"Likewise, we will accurately determine the situation and also seek to hold North Korea accountable," he added.

South Korea shut down the industrial complex, once a symbol of inter-Korean reconciliation, in February 2016 in response to the North's nuclear and long-range missile tests.

Still, Kim said the government will deal with North Korea in a "restrained" manner despite heightened inter-Korean tensions following the scrapping of a 2018 inter-Korean military tension reduction agreement.

Following Seoul's partial suspension of the military accord in protest of Pyongyang's spy satellite launch in November, the recalcitrant regime has vowed to restore all military measures halted under the agreement and has been refortifying its border.

"Our government will sternly respond to North Korea's escalation of tensions," Kim said. "At the same time, we will manage the situation in an extremely restrained attitude so that such tensions would not lead to provocation."

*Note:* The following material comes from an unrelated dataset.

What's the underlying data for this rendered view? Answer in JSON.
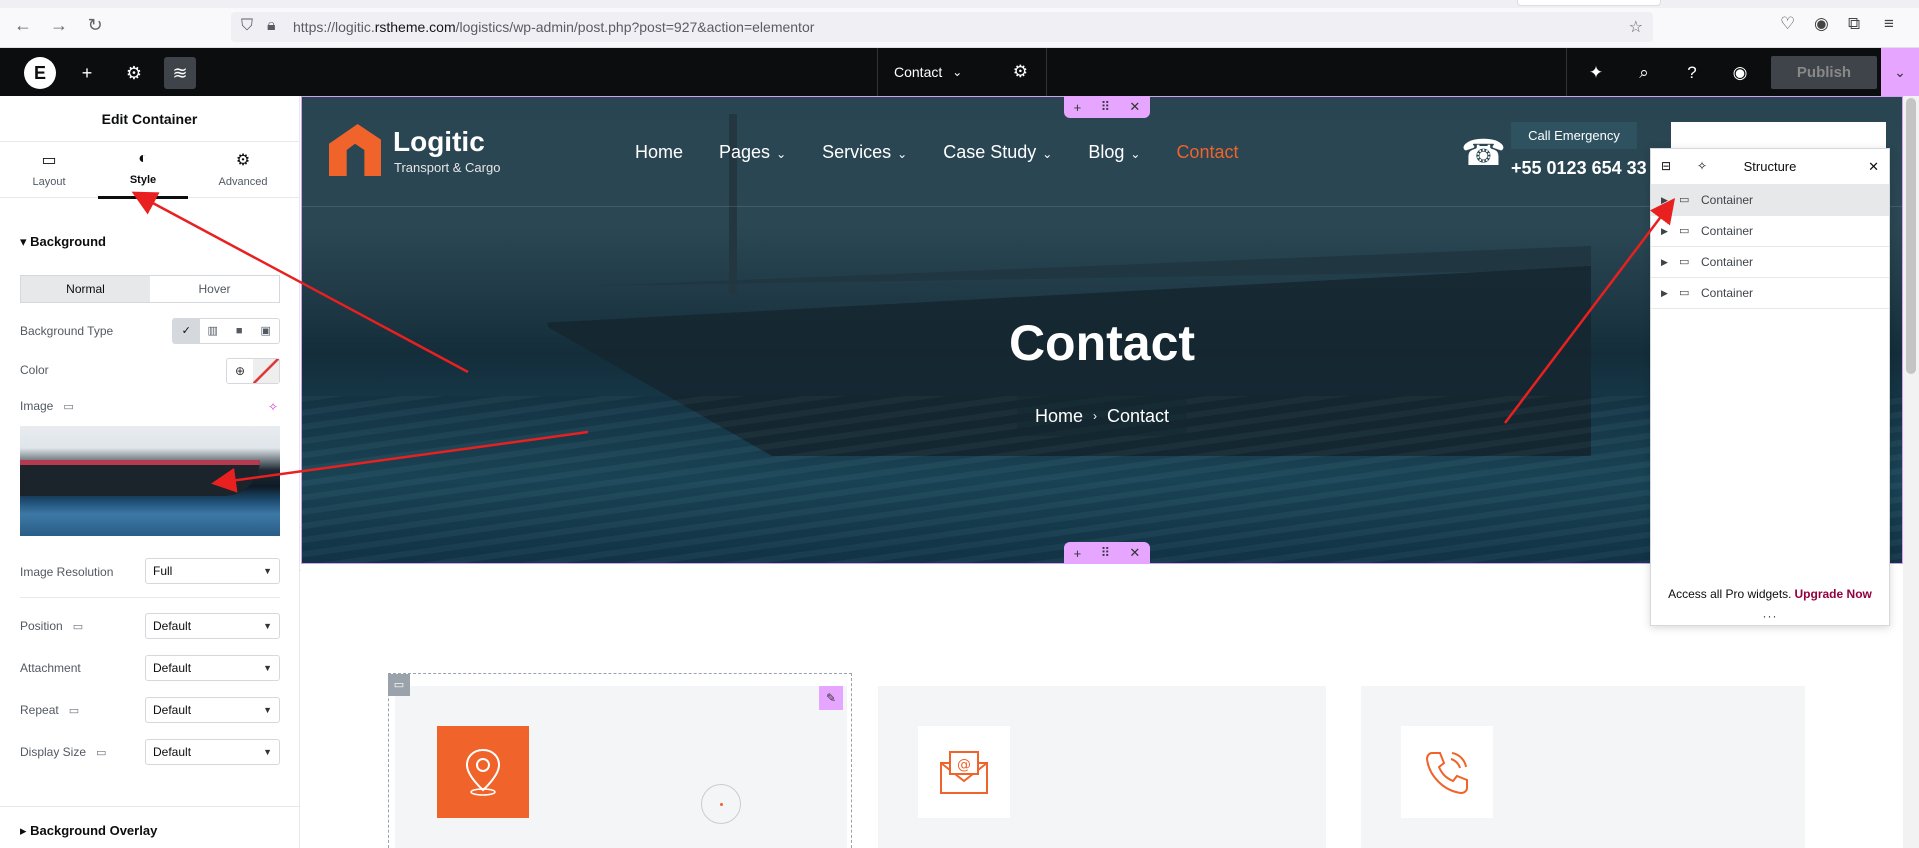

Against such a backdrop, Kim urged China and Russia, both permanent members of the United Nations Security Council, to play more proactive roles in keeping check on Pyongyang.

"China and Russia appear to be very passive on introducing additional sanctions against the North," Kim said. "I believe China should play a more constructive role for peace on the Korean Peninsula as well as Northeast Asia."

The minister warned North Korea against the possibility of carrying out the third hereditary power succession, saying the biggest victims will be its own people.

At the same time, Kim said the North's move to put leader Kim Jong-un's daughter, known as Ju-ae, at the "main stage at an early phase" is a sign of its ongoing difficulties.

"It is probably aiming to strengthen internal unity by boasting its determination for a fourth-generation succession," Kim said.